  • The Norwich Pharmacal jurisdiction is well-established and the degree of legal assistance that may have been necessary in the “early years of the remedy…should no longer be necessary”, suggesting that Registered Agents should already understand how such orders work and not incur costs unnecessarily.
  • There is no reason why a Registered Agent respondent should not reach out to the applicant in an effort to reach an agreement that keeps costs within agreed bounds.
  • That Registered Agents and their legal representatives should be “taking a neutral stance in relation to the substantive merits of an application” and it would in principle be unreasonable for them to “forge ahead in isolation with preparation of his case as is if this were ordinary commercial adversary proceedings”.
  • That it would be “in principle be unreasonable for an applicant to have to pay costs swollen by reason of the registered agent’s files being disorganised”.
  • As part of a robust costs assessment, a Registered Agent “should expect to have to justify with particularity time and expense incurred and, if appropriate, by disclosing written work product (redacted to preserve privilege and confidentiality where strictly necessary).”

Consistent with the established case law, the Court remained firmly of the view that the applicant for relief would be responsible for the full costs of the application and any expenses incurred by the respondent Registered Agent in providing the requested information. This is subject to the caveat of reasonableness, which will include the points set out above, together with any other Court orders.


QUESTION 4: Whether it is proper for an applicant seeking Norwich Pharmacal relief, on an ex parte basis, also to seek an order limiting the total costs that may be recovered by the respondent for complying with the order?

The Court acknowledged that the advent of the interim costs cap was relatively recent. The interim costs cap wording is inserted into the ex parte Norwich Pharmacal order limiting, in the first instance, the amount of costs a Registered Agent is allowed to incur complying with the Norwich Pharmacal order from the date the ex parte order is made until the return date. The Court said that it would typically expect to see a cap of between US£2,000 and US£3,000.

The Court took the opportunity to clarify what it considered to be a misconception about costs caps. The misconception is that an interim costs cap derogates from the well-established principle that an applicant for a Norwich Pharmacal order should indemnify the respondent for its reasonable costs of having to deal with the Norwich Pharmacal application. The Court said this was not the case and that the interim costs cap acted as a control mechanism to prevent the applicant’s costs becoming excessive, reminding respondents that they do not have a blank cheque from the applicant, and should not be “profiteering from other people’s money.” It made the further point that if the respondent considers that the interim costs cap is insufficient, it can seek to negotiate a higher cap with the applicant or apply to the Court on the return date to have the cap varied.

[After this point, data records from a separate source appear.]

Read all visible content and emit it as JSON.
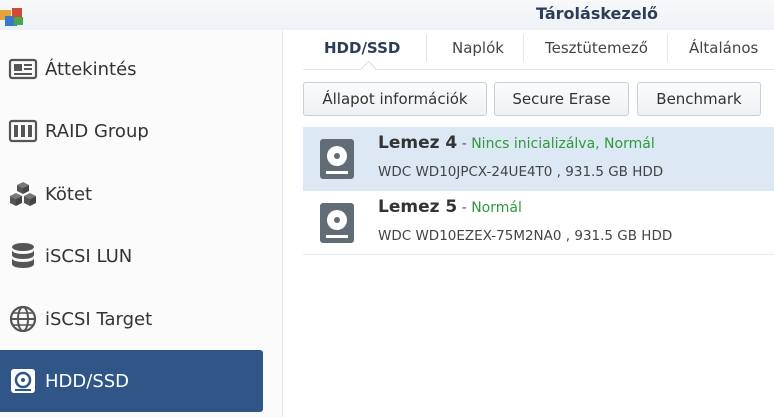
{
  "window": {
    "title": "Tároláskezelő",
    "icon": "app-icon"
  },
  "sidebar": {
    "items": [
      {
        "label": "Áttekintés",
        "icon": "overview-card-icon"
      },
      {
        "label": "RAID Group",
        "icon": "raid-group-icon"
      },
      {
        "label": "Kötet",
        "icon": "volume-cubes-icon"
      },
      {
        "label": "iSCSI LUN",
        "icon": "database-icon"
      },
      {
        "label": "iSCSI Target",
        "icon": "globe-icon"
      },
      {
        "label": "HDD/SSD",
        "icon": "hdd-icon",
        "active": true
      }
    ]
  },
  "tabs": [
    {
      "label": "HDD/SSD",
      "active": true
    },
    {
      "label": "Naplók"
    },
    {
      "label": "Tesztütemező"
    },
    {
      "label": "Általános"
    }
  ],
  "toolbar": {
    "status_info_label": "Állapot információk",
    "secure_erase_label": "Secure Erase",
    "benchmark_label": "Benchmark"
  },
  "disks": [
    {
      "name": "Lemez 4",
      "separator": " - ",
      "status": "Nincs inicializálva, Normál",
      "details": "WDC WD10JPCX-24UE4T0 , 931.5 GB HDD",
      "selected": true
    },
    {
      "name": "Lemez 5",
      "separator": " - ",
      "status": "Normál",
      "details": "WDC WD10EZEX-75M2NA0 , 931.5 GB HDD",
      "selected": false
    }
  ],
  "colors": {
    "accent": "#2f5687",
    "status_ok": "#2e9a3a",
    "selected_row": "#dde8f5"
  }
}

So, to answer the fourth question, the Court found that yes, it is appropriate for an applicant for a Norwich Pharmacal application to ask the Court for an interim costs cap, provided the limitation on costs is (a) imposed as an interim measure pending the return date; (b) expressed to be subject to the respondent’s right to apply to vary or discharge the ex parte order; and (c) reasonably sufficient to enable the Registered Agent to consider the application and comply with the order.

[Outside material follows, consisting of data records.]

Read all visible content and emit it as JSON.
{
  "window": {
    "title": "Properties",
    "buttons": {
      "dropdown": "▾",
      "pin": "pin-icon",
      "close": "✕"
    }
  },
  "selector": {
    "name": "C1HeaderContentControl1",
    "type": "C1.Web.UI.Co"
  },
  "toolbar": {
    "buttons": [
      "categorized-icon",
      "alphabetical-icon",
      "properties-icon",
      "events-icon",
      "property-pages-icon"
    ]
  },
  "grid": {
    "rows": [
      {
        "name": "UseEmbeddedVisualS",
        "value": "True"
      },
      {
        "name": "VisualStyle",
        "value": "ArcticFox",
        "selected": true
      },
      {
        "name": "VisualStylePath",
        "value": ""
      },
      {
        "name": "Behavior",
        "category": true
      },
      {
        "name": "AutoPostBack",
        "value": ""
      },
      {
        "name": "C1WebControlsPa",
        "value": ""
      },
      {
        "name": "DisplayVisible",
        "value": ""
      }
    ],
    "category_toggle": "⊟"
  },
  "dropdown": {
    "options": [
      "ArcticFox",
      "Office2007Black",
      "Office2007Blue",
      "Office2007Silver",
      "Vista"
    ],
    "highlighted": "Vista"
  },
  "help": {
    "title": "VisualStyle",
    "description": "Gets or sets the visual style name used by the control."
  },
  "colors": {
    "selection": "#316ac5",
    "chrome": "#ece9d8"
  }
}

Robert Foote
Partner - Corporate/Commercial Disputes, Restructuring and Insolvency
Robert Foote is a Partner Barrister at Spencer West. He specialises in Corporate and commercial disputes, director and shareholder disputes, asset tracing claims, insolvency disputes, funds disputes, trust and probate disputes, formal corporate restructurings, contentious mergers, mediations and arbitrations.